The attraction of many of the seaside towns in the country comes from their affiliation with literature, such as Lyme Regis’s links to The French Lieutenant’s Woman and, for those of us addicted to Crime Fiction, Dexter’s setting of part of The Way Through the Woods in this stunning costal town. As such, the region is teeming with bookshops brimming with insightful staff, antiquated texts long out of print and shelves bursting with books to suit every taste. If you are ever in Lyme Regis, there is a stunning little bookshop right on the cob (again, imaginatively named ‘The Book Shop’), whose owner is utterly marvellous and boasts a fine collection of books which cannot be bettered.

Charity shops also offer a great selection of second hand books, with the added bonus that when you buy from them you always feel righteous as you realise that the money from the sale will go towards a good cause.
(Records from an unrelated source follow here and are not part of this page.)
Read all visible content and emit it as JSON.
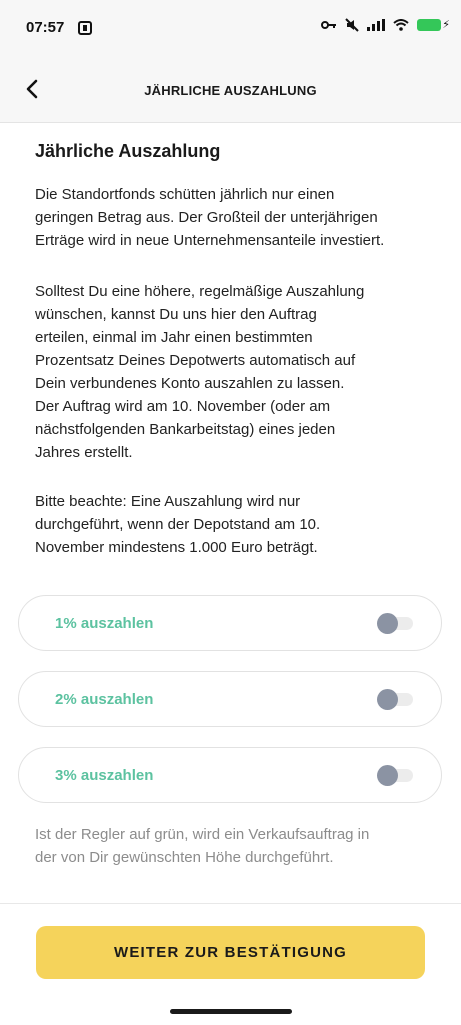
{
  "status_bar": {
    "time": "07:57",
    "icons": [
      "app-notification-icon",
      "key-icon",
      "mute-icon",
      "signal-icon",
      "wifi-icon",
      "battery-icon"
    ],
    "battery_color": "#34c759"
  },
  "nav": {
    "title": "JÄHRLICHE AUSZAHLUNG",
    "back_icon": "chevron-left-icon"
  },
  "content": {
    "heading": "Jährliche Auszahlung",
    "paragraph_1": "Die Standortfonds schütten jährlich nur einen\ngeringen Betrag aus. Der Großteil der unterjährigen\nErträge wird in neue Unternehmensanteile investiert.",
    "paragraph_2": "Solltest Du eine höhere, regelmäßige Auszahlung\nwünschen, kannst Du uns hier den Auftrag\nerteilen, einmal im Jahr einen bestimmten\nProzentsatz Deines Depotwerts automatisch auf\nDein verbundenes Konto auszahlen zu lassen.\nDer Auftrag wird am 10. November (oder am\nnächstfolgenden Bankarbeitstag) eines jeden\nJahres erstellt.",
    "paragraph_3": "Bitte beachte: Eine Auszahlung wird nur\ndurchgeführt, wenn der Depotstand am 10.\nNovember mindestens 1.000 Euro beträgt.",
    "options": [
      {
        "label": "1% auszahlen",
        "enabled": false
      },
      {
        "label": "2% auszahlen",
        "enabled": false
      },
      {
        "label": "3% auszahlen",
        "enabled": false
      }
    ],
    "hint": "Ist der Regler auf grün, wird ein Verkaufsauftrag in\nder von Dir gewünschten Höhe durchgeführt."
  },
  "footer": {
    "button_label": "WEITER ZUR BESTÄTIGUNG"
  },
  "colors": {
    "accent_green": "#5cc2a0",
    "button_yellow": "#f5d35b",
    "toggle_off_knob": "#8b93a3"
  }
}
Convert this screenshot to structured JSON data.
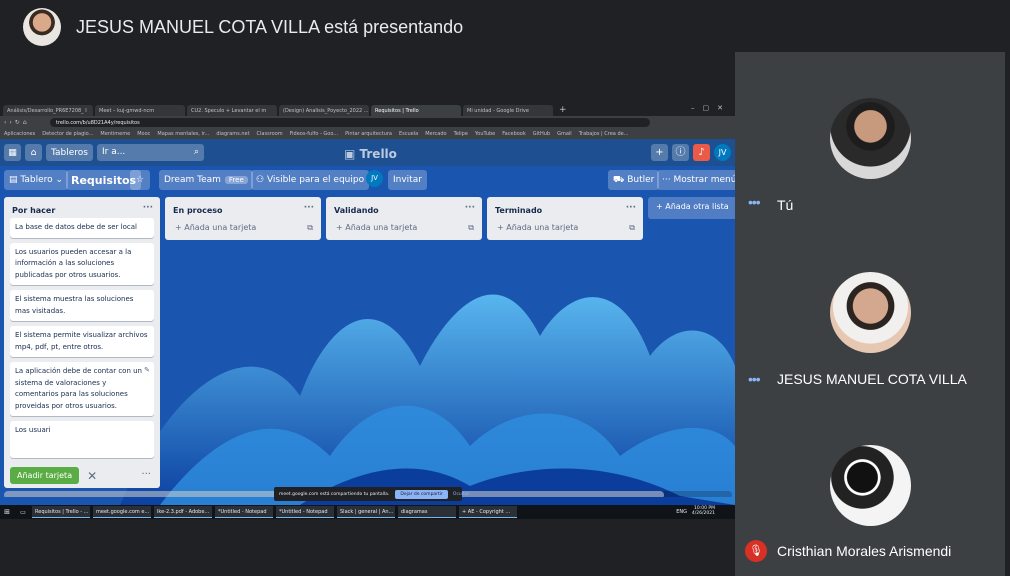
{
  "meet": {
    "presenting_label": "JESUS MANUEL COTA VILLA está presentando"
  },
  "browser": {
    "tabs": [
      {
        "label": "Análisis/Desarrollo_PR6E7208_ I"
      },
      {
        "label": "Meet – kuj-gmwd-ncm"
      },
      {
        "label": "CU2. Speculo + Levantar el m"
      },
      {
        "label": "(Design) Analisis_Poyecto_2022 ..."
      },
      {
        "label": "Requisitos | Trello"
      },
      {
        "label": "Mi unidad - Google Drive"
      }
    ],
    "url": "trello.com/b/u8D21A4y/requisitos",
    "bookmarks": [
      "Aplicaciones",
      "Detector de plagio...",
      "Mentimeme",
      "Mooc",
      "Mapas mentales, ir...",
      "diagrams.net",
      "Classroom",
      "Fideos-fulfo - Goo...",
      "Pintar arquitectura",
      "Escuela",
      "Mercado",
      "Telipe",
      "YouTube",
      "Facebook",
      "GitHub",
      "Gmail",
      "Trabajos | Crea de..."
    ]
  },
  "trello": {
    "tableros": "Tableros",
    "search_placeholder": "Ir a...",
    "logo": "Trello",
    "avatar_initials": "JV",
    "board_menu": "Tablero",
    "board_name": "Requisitos",
    "team": "Dream Team",
    "team_hint": "Free",
    "visibility": "Visible para el equipo",
    "invite": "Invitar",
    "butler": "Butler",
    "show_menu": "Mostrar menú",
    "add_list": "Añada otra lista",
    "lists": [
      {
        "title": "Por hacer",
        "cards": [
          "La base de datos debe de ser local",
          "Los usuarios pueden accesar a la información a las soluciones publicadas por otros usuarios.",
          "El sistema muestra las soluciones mas visitadas.",
          "El sistema permite visualizar archivos mp4, pdf, pt, entre otros.",
          "La aplicación debe de contar con un sistema de valoraciones y comentarios para las soluciones proveidas por otros usuarios."
        ],
        "editing_text": "Los usuari",
        "add_card_button": "Añadir tarjeta"
      },
      {
        "title": "En proceso",
        "add_card": "Añada una tarjeta"
      },
      {
        "title": "Validando",
        "add_card": "Añada una tarjeta"
      },
      {
        "title": "Terminado",
        "add_card": "Añada una tarjeta"
      }
    ]
  },
  "share_notice": {
    "text": "meet.google.com está compartiendo tu pantalla.",
    "stop": "Dejar de compartir",
    "hide": "Ocultar"
  },
  "taskbar": {
    "apps": [
      "Requisitos | Trello - ...",
      "meet.google.com e...",
      "lke-2.3.pdf - Adobe...",
      "*Untitled - Notepad",
      "*Untitled - Notepad",
      "Slack | general | An...",
      "diagramas",
      "+ AE - Copyright ..."
    ],
    "time": "10:00 PM",
    "date": "4/26/2021",
    "lang": "ENG"
  },
  "participants": [
    {
      "name": "Tú",
      "status": "talking"
    },
    {
      "name": "JESUS MANUEL COTA VILLA",
      "status": "talking"
    },
    {
      "name": "Cristhian Morales Arismendi",
      "status": "muted"
    }
  ]
}
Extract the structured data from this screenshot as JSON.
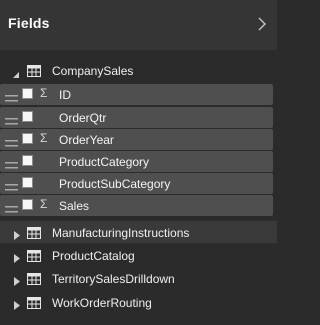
{
  "header": {
    "title": "Fields",
    "collapse_icon": "chevron-right-icon"
  },
  "tables": [
    {
      "name": "CompanySales",
      "expanded": true,
      "fields": [
        {
          "label": "ID",
          "aggregate": true,
          "checked": false
        },
        {
          "label": "OrderQtr",
          "aggregate": false,
          "checked": false
        },
        {
          "label": "OrderYear",
          "aggregate": true,
          "checked": false
        },
        {
          "label": "ProductCategory",
          "aggregate": false,
          "checked": false
        },
        {
          "label": "ProductSubCategory",
          "aggregate": false,
          "checked": false
        },
        {
          "label": "Sales",
          "aggregate": true,
          "checked": false
        }
      ]
    },
    {
      "name": "ManufacturingInstructions",
      "expanded": false
    },
    {
      "name": "ProductCatalog",
      "expanded": false
    },
    {
      "name": "TerritorySalesDrilldown",
      "expanded": false
    },
    {
      "name": "WorkOrderRouting",
      "expanded": false
    }
  ],
  "sigma_glyph": "Σ",
  "colors": {
    "pane_background": "#2b2b2b",
    "header_background": "#353535",
    "field_row_background": "#4f4f4f",
    "selected_table_background": "#3a3a3a",
    "text": "#f0f0f0"
  }
}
In the Midlands, my current home, independent bookshops are fewer and further between, however there are still some hidden gems to be found throughout the country, and it is a great thrill to find somewhere with a new selection to delve through. As I mentioned in my recent post Print Publishing: The Surprising Contender to Topple the Kindle, there is a real thrill to getting a physical copy of a book, and the same can be said for buying literature. It is one thing to browse online and read the blurbs, quite another to really get stuck into exploring a bookshop, seeing all the glossy covers and being inspired by the stunning cover art and inventive displays.
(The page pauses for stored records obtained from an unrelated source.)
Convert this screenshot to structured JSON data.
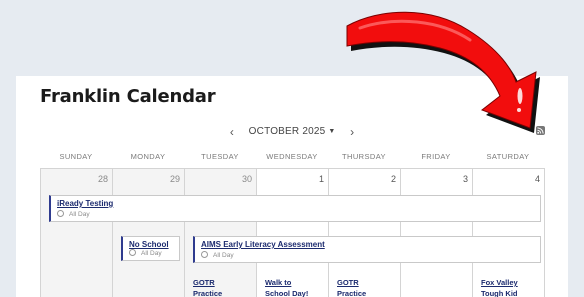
{
  "calendar": {
    "title": "Franklin Calendar",
    "nav": {
      "prev": "‹",
      "month": "OCTOBER 2025",
      "caret": "▼",
      "next": "›"
    },
    "feed_icon": "rss-icon",
    "days_of_week": [
      "SUNDAY",
      "MONDAY",
      "TUESDAY",
      "WEDNESDAY",
      "THURSDAY",
      "FRIDAY",
      "SATURDAY"
    ],
    "dates": [
      "28",
      "29",
      "30",
      "1",
      "2",
      "3",
      "4"
    ],
    "events": {
      "iready": {
        "title": "iReady Testing",
        "time": "All Day"
      },
      "no_school": {
        "title": "No School",
        "time": "All Day"
      },
      "aims": {
        "title": "AIMS Early Literacy Assessment",
        "time": "All Day"
      },
      "gotr_tue": {
        "line1": "GOTR",
        "line2": "Practice"
      },
      "walk": {
        "line1": "Walk to",
        "line2": "School Day!"
      },
      "gotr_thu": {
        "line1": "GOTR",
        "line2": "Practice"
      },
      "foxvalley": {
        "line1": "Fox Valley",
        "line2": "Tough Kid"
      }
    }
  },
  "colors": {
    "background": "#e6ebf1",
    "arrow_red": "#f20d0d",
    "event_title": "#1b2a6e",
    "event_accent": "#2f3b8f"
  },
  "overlay_icon": "red-curved-arrow-icon"
}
It is this fascination with seeing books in the flesh (as it were), and the inspiration that a good bookshop can bring, that is the reason why, in my opinion, bookshops will never truly die. Despite the rise of cheap, online book retailers, there will never be anything quite like diving into a new bookshop and the thrill of finding something new.

Kazuo Ishiguro: A Truly Noble Prize Winner
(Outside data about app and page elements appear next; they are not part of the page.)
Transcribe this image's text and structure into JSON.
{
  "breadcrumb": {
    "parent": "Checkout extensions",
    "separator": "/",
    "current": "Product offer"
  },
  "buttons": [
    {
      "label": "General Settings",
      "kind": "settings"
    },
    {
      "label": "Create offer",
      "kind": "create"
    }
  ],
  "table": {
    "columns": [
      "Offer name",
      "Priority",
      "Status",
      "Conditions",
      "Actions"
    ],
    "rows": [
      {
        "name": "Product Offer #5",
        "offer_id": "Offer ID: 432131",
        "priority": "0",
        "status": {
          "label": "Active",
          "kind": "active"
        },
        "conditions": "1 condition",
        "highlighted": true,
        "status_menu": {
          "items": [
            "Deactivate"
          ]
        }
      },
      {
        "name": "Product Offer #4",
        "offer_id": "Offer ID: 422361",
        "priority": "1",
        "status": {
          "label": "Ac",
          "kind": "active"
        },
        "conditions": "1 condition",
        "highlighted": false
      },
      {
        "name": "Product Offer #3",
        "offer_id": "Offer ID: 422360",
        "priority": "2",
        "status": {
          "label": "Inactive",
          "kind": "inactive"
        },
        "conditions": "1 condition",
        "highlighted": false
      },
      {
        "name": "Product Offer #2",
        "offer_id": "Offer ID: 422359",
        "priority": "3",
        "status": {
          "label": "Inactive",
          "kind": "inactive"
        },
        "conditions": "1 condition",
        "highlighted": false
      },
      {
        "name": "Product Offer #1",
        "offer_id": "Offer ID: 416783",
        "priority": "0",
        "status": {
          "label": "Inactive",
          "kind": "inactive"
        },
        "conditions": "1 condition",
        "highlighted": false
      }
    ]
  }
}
FILE PHOTO: Author Kazuo Ishiguro photographed during an interview with Reuters in New York

Today’s exciting news that Kazuo Ishiguro has won the Nobel Prize for Literature is great news for both the author and the literature market. I was worried that, with the recent surge in popularity of her novel The Handmaid’s Tale, Margaret Atwood may take the title. Popularity often wins over true literary prowess, but this latest accolade for the Man Booker winner proves that Ishiguro is a real genius.

I first encountered Ishiguro when I read Never Let Me Go, the eery dystopia in which a group of children uncover their singular nature and try to change the course of their appointed fate. A true experience, I was captivated by the raw bleakness of the novel, and how the author provoked numerous discussions through even the most minor of topics. From there, my passion grew, and I became fascinated by the writer’s inventive story lines and passionate exploration of the consequences of all our actions.

Permanent secretary of the Swedish academy which awards the prize, Sara Danius describes his work as a combination of Jane Austen and Franz Kafka, with a little Marcel Proust thrown in; but the truth is, that Ishiguro is in a league of his own. His works are timeless. Although many, such as The Remains of the Day, are set in specific time periods, the emotions they evoke and truths they uncover can be applied to practically anyone.

Alongside being a novelist, Ishiguro is a screenwriter and renowned short story creator, putting his powers of observation and exceptional flare for creating realistic but thought-provoking dialogue into every piece of art he crafts. In researching the writer, I even found out that he has written song lyrics, which surprises me somewhat, although I can imagine that his taut, tense descriptions and inventive characterisation can transfer to lyrics, where swift depiction is a highly prized skill.

A sharp observer of human nature, Ishiguro truly deserves this prize, and hopefully this will inspire even greater feats of literary brilliance in the future. His most recent novel, The Buried Giant, was a fantastical, invigorating exploration of human nature, which deserves to be followed by another masterpiece.